From this point, it’s pretty easy to make several conclusions.
- The government knew that cannabis had medical benefits long before the research ban against cannabis was lifted.
- Those beneficial findings were given to pharmaceutical companies in order to create synthetic versions of cannabis instead of allowing people suffering from debilitating health conditions use natural forms of the plant.
- The arguments that they give us for denying medical cannabis as a right at a federal level has no substance – they already know that it has the potential to treat, and perhaps cure our most deadly and debilitating diseases.
This is why people are so frustrated with the slow march to legalization. Many people recognize that the government already knows how beneficial cannabis can be. This is why so many people are wildly frustrated every time Jeff Sessions says outlandish things about cannabis essentially being an equivalent health threat to heroin.
Now, does that mean citizens should knowingly break the law? Absolutely not.
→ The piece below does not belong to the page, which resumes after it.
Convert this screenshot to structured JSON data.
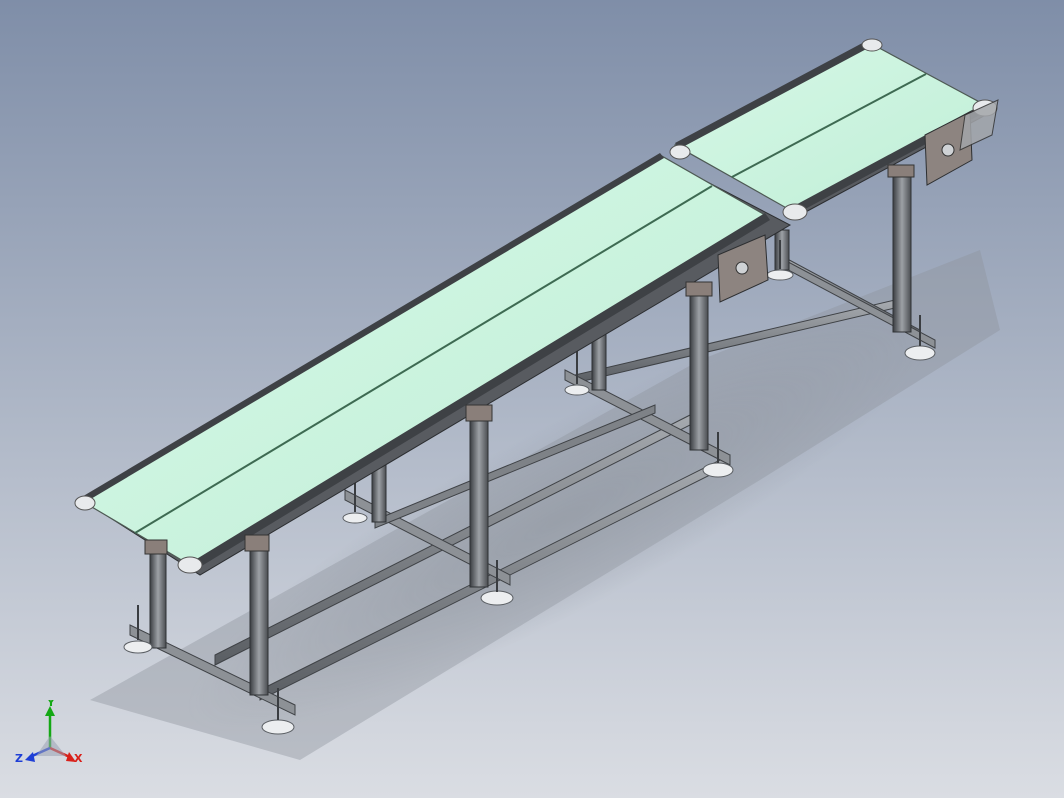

Our country needs order, and respect for the law, if it is to thrive.
However, this respect needs to be mutual, our laws should not hold citizens back from life enhancing substances (or possibly from any consumables at all, but that’s for another discussion). Citizens have the right to demand answers from their government in regards to the ban on marijuana – and they should continue to demand answers until every person in need (and those age appropriate and in want) has access to cannabis.
All the Highest,